Think about it. If we are trying to define neurodiversity, then what are we comparing diverse to? Which means there must be a presupposition of neuro-normal. There must be a line that states, you are acceptably normal and any deviation from this line means you are not normal. I pictured a bell curve and was thinking, Okay, so if I sit in the middle with the masses, I am an acceptable, normal human being, but if I deviate towards to outer edges then what?
At what point does the deviation become not normal? How am I to know? Who sets the rules? Are those rules set in stone or are they fluid? How can we trust that the ‘normals’ who set the rules are right? Perhaps they are wrong? Does normal shift depending on the context? I know the Dutch found my normal Aussie behaviours somewhat un-normal! My head almost burst from the questions that bombarded me. But I soldiered on. In my search to find some answers, I found this definition of neurodiversity.
“Neurodiversity is an approach to learning and disability that argues diverse neurological conditions are the result of normal variations in the human genome”.
The idea that neurodiversity is a normal variation of humanness sits well with me. After twenty years studying psychology, working as a coach and being in relationships with a diverse range of people across the board, I can confidently say that we are all somewhere on the spectrum.
If this is the case, then wouldn’t it stand to reason that we should all learn a bit more about those who are on the outer edges of the bell curve? Wouldn’t it be interesting, and helpful to broaden our knowledge and understanding of people who are neurodiverse? Wouldn’t it be more beneficial to human relationships if we relaxed the definition of normal and embraced those who think differently rather than try to ‘fix’ them.

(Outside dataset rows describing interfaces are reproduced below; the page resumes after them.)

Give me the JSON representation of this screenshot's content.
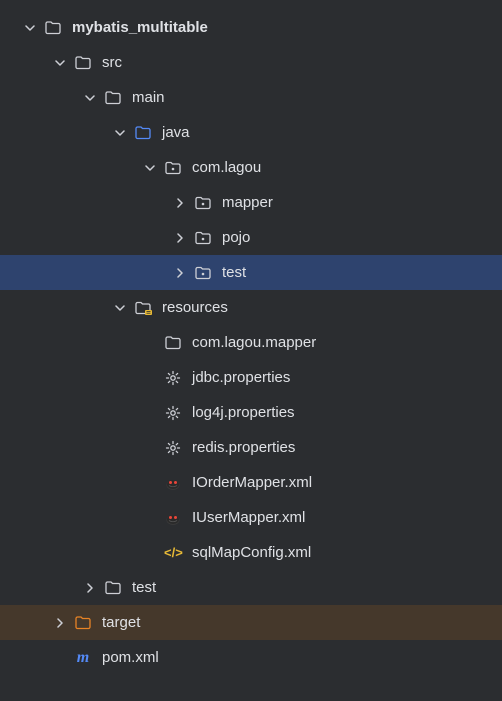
{
  "tree": [
    {
      "id": "root",
      "depth": 0,
      "arrow": "down",
      "icon": "folder",
      "label": "mybatis_multitable",
      "bold": true,
      "selected": false,
      "highlighted": false,
      "iconColor": "#ced0d6"
    },
    {
      "id": "src",
      "depth": 1,
      "arrow": "down",
      "icon": "folder",
      "label": "src",
      "bold": false,
      "selected": false,
      "highlighted": false,
      "iconColor": "#ced0d6"
    },
    {
      "id": "main",
      "depth": 2,
      "arrow": "down",
      "icon": "folder",
      "label": "main",
      "bold": false,
      "selected": false,
      "highlighted": false,
      "iconColor": "#ced0d6"
    },
    {
      "id": "java",
      "depth": 3,
      "arrow": "down",
      "icon": "folder",
      "label": "java",
      "bold": false,
      "selected": false,
      "highlighted": false,
      "iconColor": "#548af7"
    },
    {
      "id": "com-lagou",
      "depth": 4,
      "arrow": "down",
      "icon": "package",
      "label": "com.lagou",
      "bold": false,
      "selected": false,
      "highlighted": false,
      "iconColor": "#ced0d6"
    },
    {
      "id": "mapper",
      "depth": 5,
      "arrow": "right",
      "icon": "package",
      "label": "mapper",
      "bold": false,
      "selected": false,
      "highlighted": false,
      "iconColor": "#ced0d6"
    },
    {
      "id": "pojo",
      "depth": 5,
      "arrow": "right",
      "icon": "package",
      "label": "pojo",
      "bold": false,
      "selected": false,
      "highlighted": false,
      "iconColor": "#ced0d6"
    },
    {
      "id": "test-pkg",
      "depth": 5,
      "arrow": "right",
      "icon": "package",
      "label": "test",
      "bold": false,
      "selected": true,
      "highlighted": false,
      "iconColor": "#ced0d6"
    },
    {
      "id": "resources",
      "depth": 3,
      "arrow": "down",
      "icon": "resources",
      "label": "resources",
      "bold": false,
      "selected": false,
      "highlighted": false,
      "iconColor": "#ced0d6"
    },
    {
      "id": "com-lagou-mapper",
      "depth": 4,
      "arrow": "blank",
      "icon": "folder",
      "label": "com.lagou.mapper",
      "bold": false,
      "selected": false,
      "highlighted": false,
      "iconColor": "#ced0d6"
    },
    {
      "id": "jdbc-props",
      "depth": 4,
      "arrow": "blank",
      "icon": "gear",
      "label": "jdbc.properties",
      "bold": false,
      "selected": false,
      "highlighted": false,
      "iconColor": "#ced0d6"
    },
    {
      "id": "log4j-props",
      "depth": 4,
      "arrow": "blank",
      "icon": "gear",
      "label": "log4j.properties",
      "bold": false,
      "selected": false,
      "highlighted": false,
      "iconColor": "#ced0d6"
    },
    {
      "id": "redis-props",
      "depth": 4,
      "arrow": "blank",
      "icon": "gear",
      "label": "redis.properties",
      "bold": false,
      "selected": false,
      "highlighted": false,
      "iconColor": "#ced0d6"
    },
    {
      "id": "iorder-mapper",
      "depth": 4,
      "arrow": "blank",
      "icon": "mybatis",
      "label": "IOrderMapper.xml",
      "bold": false,
      "selected": false,
      "highlighted": false,
      "iconColor": "#ced0d6"
    },
    {
      "id": "iuser-mapper",
      "depth": 4,
      "arrow": "blank",
      "icon": "mybatis",
      "label": "IUserMapper.xml",
      "bold": false,
      "selected": false,
      "highlighted": false,
      "iconColor": "#ced0d6"
    },
    {
      "id": "sqlmap-config",
      "depth": 4,
      "arrow": "blank",
      "icon": "xml",
      "label": "sqlMapConfig.xml",
      "bold": false,
      "selected": false,
      "highlighted": false,
      "iconColor": "#ced0d6"
    },
    {
      "id": "test-folder",
      "depth": 2,
      "arrow": "right",
      "icon": "folder",
      "label": "test",
      "bold": false,
      "selected": false,
      "highlighted": false,
      "iconColor": "#ced0d6"
    },
    {
      "id": "target",
      "depth": 1,
      "arrow": "right",
      "icon": "folder",
      "label": "target",
      "bold": false,
      "selected": false,
      "highlighted": true,
      "iconColor": "#e88325"
    },
    {
      "id": "pom-xml",
      "depth": 1,
      "arrow": "blank",
      "icon": "m",
      "label": "pom.xml",
      "bold": false,
      "selected": false,
      "highlighted": false,
      "iconColor": "#ced0d6"
    }
  ]
}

In my work as an ADHD/ADD Coach I see clients come to me feeling quite broken after a lifetime of being told to act normal. They are exhausted trying to crush the very qualities that make them magnificent and unique. They need to relearn how to embrace their quirky, amazing brains and learn how to thrive in the world as themselves.

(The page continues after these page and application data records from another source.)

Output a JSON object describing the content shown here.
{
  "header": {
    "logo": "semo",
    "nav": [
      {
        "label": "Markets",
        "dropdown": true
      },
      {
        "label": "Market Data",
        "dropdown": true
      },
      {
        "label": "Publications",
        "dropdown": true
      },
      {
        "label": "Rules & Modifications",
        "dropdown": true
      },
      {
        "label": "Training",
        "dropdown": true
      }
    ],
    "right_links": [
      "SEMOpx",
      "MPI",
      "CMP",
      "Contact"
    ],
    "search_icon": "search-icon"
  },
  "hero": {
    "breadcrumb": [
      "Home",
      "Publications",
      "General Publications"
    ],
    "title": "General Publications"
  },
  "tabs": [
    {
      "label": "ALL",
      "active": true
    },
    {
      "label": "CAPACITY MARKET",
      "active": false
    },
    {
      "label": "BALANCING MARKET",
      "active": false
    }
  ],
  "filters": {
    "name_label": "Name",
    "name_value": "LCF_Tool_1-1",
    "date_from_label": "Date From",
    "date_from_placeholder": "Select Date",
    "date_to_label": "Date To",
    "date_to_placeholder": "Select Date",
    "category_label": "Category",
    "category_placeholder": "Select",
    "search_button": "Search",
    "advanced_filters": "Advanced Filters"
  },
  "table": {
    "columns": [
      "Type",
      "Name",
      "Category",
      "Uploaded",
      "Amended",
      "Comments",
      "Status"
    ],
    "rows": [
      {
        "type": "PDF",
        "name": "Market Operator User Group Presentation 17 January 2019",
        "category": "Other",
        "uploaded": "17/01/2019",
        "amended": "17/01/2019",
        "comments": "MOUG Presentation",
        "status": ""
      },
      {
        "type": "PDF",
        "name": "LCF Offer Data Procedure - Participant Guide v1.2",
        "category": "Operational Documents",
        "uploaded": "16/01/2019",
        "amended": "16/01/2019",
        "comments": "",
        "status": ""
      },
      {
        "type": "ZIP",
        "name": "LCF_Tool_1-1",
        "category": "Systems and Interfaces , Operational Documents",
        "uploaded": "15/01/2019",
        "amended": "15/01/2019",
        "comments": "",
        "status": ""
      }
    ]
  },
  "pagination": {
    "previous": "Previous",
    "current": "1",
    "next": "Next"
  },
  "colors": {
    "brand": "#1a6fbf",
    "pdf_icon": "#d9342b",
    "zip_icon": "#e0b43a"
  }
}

Now, I know that those with ADHD/ADD can be a handful with their over-exuberant energy, non-stop chatting, constant lateness, forgetfulness, promise breaking and such. And, I agree, those with ADHD/ADD need to understand the impact of this behaviour on relationships and learn to self-manage. But imagine a world where we all understood each other better and rather than say, “You’re just lazy, stupid and selfish!”, you would say, “How can I teach my friend to be on time for our appointments”. No judgement, just kindness.
People with Autism Spectrum Disorder (ASD) are another group of people who have trouble fitting in. I found out that around 80% of qualified professionals with ASD (high functioning) are unemployed. This is unacceptable. Intelligent, capable, highly educated people are unable to find employment. One of the reasons they are excluded from the workforce is because they don’t interview well. (Imagine trying to make eye contact during an interview when it’s not what you do naturally). Other reasons include a lack of understanding from companies on how to make the workplace a welcoming environment for those who are somewhat different. For example, did you know that people with ASD can be very sensitive to noise, lights, textures? If you know that, then you could accommodate their needs quite easily.
As a society, we are missing out on the abundant talents this group have to offer simply due to ignorance. I love this quote:
“Without people with autism, humans would still be living in caves.” Dr. Temple Grandin. https://www.ted.com/talks/temple_grandin_the_world_needs_all_kinds_of_minds
Perhaps those who are neurodiverse bring an evolutionary advantage to the human race, just a thought! If every human being thought the same, had the same type of brain, then the world would be a pretty bland, dull place in my opinion. It is because of diversity that innovative ideas are born, not from group think.
I believe we would all benefit from opening our minds to neurodiversity and take the time to learn about others and how they experience the world. We would come to appreciate how they enrich our society and the value they bring. Through understanding the perspective of others, we would learn how to help them thrive in our ‘normal world’.
If you feel like you are an oddball, I encourage you to embrace it and start being fully yourself because the world needs you! However, I do encourage you to help others to understand your world.
Since researching the topic of Neurodiversity, I’ve come to realize that we need a broader model of normal. One that embraces acceptance, understanding and full participation in society of those who think differently.
Jacinta Noonan is an ADHD specialist & Life Coach. If you feel ADHD/ADD might be getting in your way, why not book an exploration session to find out how coaching can help.